_What the task requires_
The response should be the data again, identical in every line.

[Records from a dataset]
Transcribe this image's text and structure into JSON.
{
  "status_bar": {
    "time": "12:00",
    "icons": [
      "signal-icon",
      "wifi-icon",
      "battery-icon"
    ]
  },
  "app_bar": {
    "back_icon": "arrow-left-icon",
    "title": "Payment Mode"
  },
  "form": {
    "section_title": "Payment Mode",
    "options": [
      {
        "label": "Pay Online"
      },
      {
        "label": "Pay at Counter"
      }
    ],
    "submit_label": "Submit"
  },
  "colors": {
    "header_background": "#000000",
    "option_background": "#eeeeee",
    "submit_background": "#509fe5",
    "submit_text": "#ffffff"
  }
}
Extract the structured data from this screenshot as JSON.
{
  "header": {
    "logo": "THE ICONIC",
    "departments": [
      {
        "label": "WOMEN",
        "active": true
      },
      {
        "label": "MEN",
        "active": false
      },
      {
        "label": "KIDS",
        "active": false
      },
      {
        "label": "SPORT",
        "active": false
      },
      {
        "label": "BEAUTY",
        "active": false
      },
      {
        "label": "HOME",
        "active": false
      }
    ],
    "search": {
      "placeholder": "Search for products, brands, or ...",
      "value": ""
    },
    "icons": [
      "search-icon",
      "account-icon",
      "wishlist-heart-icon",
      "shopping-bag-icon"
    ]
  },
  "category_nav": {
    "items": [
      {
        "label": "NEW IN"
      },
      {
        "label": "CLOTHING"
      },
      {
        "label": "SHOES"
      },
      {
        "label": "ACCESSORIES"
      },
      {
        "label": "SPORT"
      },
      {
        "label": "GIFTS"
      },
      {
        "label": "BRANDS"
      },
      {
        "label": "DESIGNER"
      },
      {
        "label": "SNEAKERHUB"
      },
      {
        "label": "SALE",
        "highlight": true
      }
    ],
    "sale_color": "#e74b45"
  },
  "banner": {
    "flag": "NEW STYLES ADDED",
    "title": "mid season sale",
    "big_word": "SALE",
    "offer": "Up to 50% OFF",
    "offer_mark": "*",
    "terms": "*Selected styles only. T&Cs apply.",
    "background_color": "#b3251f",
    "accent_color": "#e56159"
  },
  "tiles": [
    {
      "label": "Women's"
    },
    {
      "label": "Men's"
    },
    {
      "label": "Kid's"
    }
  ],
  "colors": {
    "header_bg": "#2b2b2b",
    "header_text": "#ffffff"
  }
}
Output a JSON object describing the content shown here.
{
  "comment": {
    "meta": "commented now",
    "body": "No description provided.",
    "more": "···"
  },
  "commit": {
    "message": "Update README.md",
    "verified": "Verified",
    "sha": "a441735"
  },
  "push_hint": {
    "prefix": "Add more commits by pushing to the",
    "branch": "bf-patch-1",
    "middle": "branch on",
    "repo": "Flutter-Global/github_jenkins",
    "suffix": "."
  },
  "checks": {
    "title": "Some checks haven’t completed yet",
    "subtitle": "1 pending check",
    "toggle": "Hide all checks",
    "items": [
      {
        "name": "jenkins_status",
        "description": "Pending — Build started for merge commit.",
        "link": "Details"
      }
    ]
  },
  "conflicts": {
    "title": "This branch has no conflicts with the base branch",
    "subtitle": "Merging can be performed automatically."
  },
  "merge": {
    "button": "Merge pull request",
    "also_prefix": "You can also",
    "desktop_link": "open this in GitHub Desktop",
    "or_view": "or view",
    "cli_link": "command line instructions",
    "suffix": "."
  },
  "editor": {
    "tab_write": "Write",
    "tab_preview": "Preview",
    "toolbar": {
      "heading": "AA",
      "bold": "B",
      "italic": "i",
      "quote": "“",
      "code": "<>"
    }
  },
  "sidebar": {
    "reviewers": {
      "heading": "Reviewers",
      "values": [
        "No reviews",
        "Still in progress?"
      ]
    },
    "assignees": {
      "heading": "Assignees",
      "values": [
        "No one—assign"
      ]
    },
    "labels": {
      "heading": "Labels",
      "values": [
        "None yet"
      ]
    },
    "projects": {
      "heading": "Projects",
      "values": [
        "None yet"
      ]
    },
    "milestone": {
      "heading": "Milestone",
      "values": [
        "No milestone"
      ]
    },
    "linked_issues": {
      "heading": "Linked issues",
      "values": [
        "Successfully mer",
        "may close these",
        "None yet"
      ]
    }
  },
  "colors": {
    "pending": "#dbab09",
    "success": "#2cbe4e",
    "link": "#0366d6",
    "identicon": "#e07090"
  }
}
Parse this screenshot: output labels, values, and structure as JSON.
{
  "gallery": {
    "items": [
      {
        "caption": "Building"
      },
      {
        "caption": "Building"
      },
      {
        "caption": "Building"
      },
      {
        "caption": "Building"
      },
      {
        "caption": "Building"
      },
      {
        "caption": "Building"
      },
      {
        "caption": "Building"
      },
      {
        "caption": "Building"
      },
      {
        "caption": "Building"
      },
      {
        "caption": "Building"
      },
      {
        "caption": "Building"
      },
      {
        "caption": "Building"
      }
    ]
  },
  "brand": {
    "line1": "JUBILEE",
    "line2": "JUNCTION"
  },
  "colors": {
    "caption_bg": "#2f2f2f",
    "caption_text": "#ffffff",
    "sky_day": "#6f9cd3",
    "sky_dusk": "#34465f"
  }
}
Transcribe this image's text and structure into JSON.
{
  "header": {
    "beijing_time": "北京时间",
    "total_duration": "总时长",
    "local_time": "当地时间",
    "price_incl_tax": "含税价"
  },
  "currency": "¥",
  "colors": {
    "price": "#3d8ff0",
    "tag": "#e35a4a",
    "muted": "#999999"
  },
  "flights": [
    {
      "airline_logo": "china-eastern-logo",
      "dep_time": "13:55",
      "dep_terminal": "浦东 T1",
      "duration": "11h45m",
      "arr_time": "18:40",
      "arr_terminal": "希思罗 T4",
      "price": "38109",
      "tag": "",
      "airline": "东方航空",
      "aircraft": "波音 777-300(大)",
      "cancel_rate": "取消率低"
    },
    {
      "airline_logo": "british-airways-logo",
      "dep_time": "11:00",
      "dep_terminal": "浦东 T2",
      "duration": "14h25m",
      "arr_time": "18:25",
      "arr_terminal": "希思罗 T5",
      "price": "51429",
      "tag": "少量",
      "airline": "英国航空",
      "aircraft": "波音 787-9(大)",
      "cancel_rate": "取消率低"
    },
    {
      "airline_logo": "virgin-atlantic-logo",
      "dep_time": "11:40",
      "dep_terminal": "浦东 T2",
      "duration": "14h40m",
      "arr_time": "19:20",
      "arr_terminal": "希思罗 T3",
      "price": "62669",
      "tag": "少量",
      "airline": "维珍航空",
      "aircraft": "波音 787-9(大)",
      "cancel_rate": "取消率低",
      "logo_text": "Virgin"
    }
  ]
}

_Response to this task_
Transcribe this image's text and structure into JSON.
{
  "status_bar": {
    "time": "12:00",
    "icons": [
      "signal-icon",
      "wifi-icon",
      "battery-icon"
    ]
  },
  "app_bar": {
    "back_icon": "arrow-left-icon",
    "title": "Payment Mode"
  },
  "form": {
    "section_title": "Payment Mode",
    "options": [
      {
        "label": "Pay Online"
      },
      {
        "label": "Pay at Counter"
      }
    ],
    "submit_label": "Submit"
  },
  "colors": {
    "header_background": "#000000",
    "option_background": "#eeeeee",
    "submit_background": "#509fe5",
    "submit_text": "#ffffff"
  }
}
Extract the structured data from this screenshot as JSON.
{
  "header": {
    "logo": "THE ICONIC",
    "departments": [
      {
        "label": "WOMEN",
        "active": true
      },
      {
        "label": "MEN",
        "active": false
      },
      {
        "label": "KIDS",
        "active": false
      },
      {
        "label": "SPORT",
        "active": false
      },
      {
        "label": "BEAUTY",
        "active": false
      },
      {
        "label": "HOME",
        "active": false
      }
    ],
    "search": {
      "placeholder": "Search for products, brands, or ...",
      "value": ""
    },
    "icons": [
      "search-icon",
      "account-icon",
      "wishlist-heart-icon",
      "shopping-bag-icon"
    ]
  },
  "category_nav": {
    "items": [
      {
        "label": "NEW IN"
      },
      {
        "label": "CLOTHING"
      },
      {
        "label": "SHOES"
      },
      {
        "label": "ACCESSORIES"
      },
      {
        "label": "SPORT"
      },
      {
        "label": "GIFTS"
      },
      {
        "label": "BRANDS"
      },
      {
        "label": "DESIGNER"
      },
      {
        "label": "SNEAKERHUB"
      },
      {
        "label": "SALE",
        "highlight": true
      }
    ],
    "sale_color": "#e74b45"
  },
  "banner": {
    "flag": "NEW STYLES ADDED",
    "title": "mid season sale",
    "big_word": "SALE",
    "offer": "Up to 50% OFF",
    "offer_mark": "*",
    "terms": "*Selected styles only. T&Cs apply.",
    "background_color": "#b3251f",
    "accent_color": "#e56159"
  },
  "tiles": [
    {
      "label": "Women's"
    },
    {
      "label": "Men's"
    },
    {
      "label": "Kid's"
    }
  ],
  "colors": {
    "header_bg": "#2b2b2b",
    "header_text": "#ffffff"
  }
}
Output a JSON object describing the content shown here.
{
  "comment": {
    "meta": "commented now",
    "body": "No description provided.",
    "more": "···"
  },
  "commit": {
    "message": "Update README.md",
    "verified": "Verified",
    "sha": "a441735"
  },
  "push_hint": {
    "prefix": "Add more commits by pushing to the",
    "branch": "bf-patch-1",
    "middle": "branch on",
    "repo": "Flutter-Global/github_jenkins",
    "suffix": "."
  },
  "checks": {
    "title": "Some checks haven’t completed yet",
    "subtitle": "1 pending check",
    "toggle": "Hide all checks",
    "items": [
      {
        "name": "jenkins_status",
        "description": "Pending — Build started for merge commit.",
        "link": "Details"
      }
    ]
  },
  "conflicts": {
    "title": "This branch has no conflicts with the base branch",
    "subtitle": "Merging can be performed automatically."
  },
  "merge": {
    "button": "Merge pull request",
    "also_prefix": "You can also",
    "desktop_link": "open this in GitHub Desktop",
    "or_view": "or view",
    "cli_link": "command line instructions",
    "suffix": "."
  },
  "editor": {
    "tab_write": "Write",
    "tab_preview": "Preview",
    "toolbar": {
      "heading": "AA",
      "bold": "B",
      "italic": "i",
      "quote": "“",
      "code": "<>"
    }
  },
  "sidebar": {
    "reviewers": {
      "heading": "Reviewers",
      "values": [
        "No reviews",
        "Still in progress?"
      ]
    },
    "assignees": {
      "heading": "Assignees",
      "values": [
        "No one—assign"
      ]
    },
    "labels": {
      "heading": "Labels",
      "values": [
        "None yet"
      ]
    },
    "projects": {
      "heading": "Projects",
      "values": [
        "None yet"
      ]
    },
    "milestone": {
      "heading": "Milestone",
      "values": [
        "No milestone"
      ]
    },
    "linked_issues": {
      "heading": "Linked issues",
      "values": [
        "Successfully mer",
        "may close these",
        "None yet"
      ]
    }
  },
  "colors": {
    "pending": "#dbab09",
    "success": "#2cbe4e",
    "link": "#0366d6",
    "identicon": "#e07090"
  }
}
Parse this screenshot: output labels, values, and structure as JSON.
{
  "gallery": {
    "items": [
      {
        "caption": "Building"
      },
      {
        "caption": "Building"
      },
      {
        "caption": "Building"
      },
      {
        "caption": "Building"
      },
      {
        "caption": "Building"
      },
      {
        "caption": "Building"
      },
      {
        "caption": "Building"
      },
      {
        "caption": "Building"
      },
      {
        "caption": "Building"
      },
      {
        "caption": "Building"
      },
      {
        "caption": "Building"
      },
      {
        "caption": "Building"
      }
    ]
  },
  "brand": {
    "line1": "JUBILEE",
    "line2": "JUNCTION"
  },
  "colors": {
    "caption_bg": "#2f2f2f",
    "caption_text": "#ffffff",
    "sky_day": "#6f9cd3",
    "sky_dusk": "#34465f"
  }
}
Transcribe this image's text and structure into JSON.
{
  "header": {
    "beijing_time": "北京时间",
    "total_duration": "总时长",
    "local_time": "当地时间",
    "price_incl_tax": "含税价"
  },
  "currency": "¥",
  "colors": {
    "price": "#3d8ff0",
    "tag": "#e35a4a",
    "muted": "#999999"
  },
  "flights": [
    {
      "airline_logo": "china-eastern-logo",
      "dep_time": "13:55",
      "dep_terminal": "浦东 T1",
      "duration": "11h45m",
      "arr_time": "18:40",
      "arr_terminal": "希思罗 T4",
      "price": "38109",
      "tag": "",
      "airline": "东方航空",
      "aircraft": "波音 777-300(大)",
      "cancel_rate": "取消率低"
    },
    {
      "airline_logo": "british-airways-logo",
      "dep_time": "11:00",
      "dep_terminal": "浦东 T2",
      "duration": "14h25m",
      "arr_time": "18:25",
      "arr_terminal": "希思罗 T5",
      "price": "51429",
      "tag": "少量",
      "airline": "英国航空",
      "aircraft": "波音 787-9(大)",
      "cancel_rate": "取消率低"
    },
    {
      "airline_logo": "virgin-atlantic-logo",
      "dep_time": "11:40",
      "dep_terminal": "浦东 T2",
      "duration": "14h40m",
      "arr_time": "19:20",
      "arr_terminal": "希思罗 T3",
      "price": "62669",
      "tag": "少量",
      "airline": "维珍航空",
      "aircraft": "波音 787-9(大)",
      "cancel_rate": "取消率低",
      "logo_text": "Virgin"
    }
  ]
}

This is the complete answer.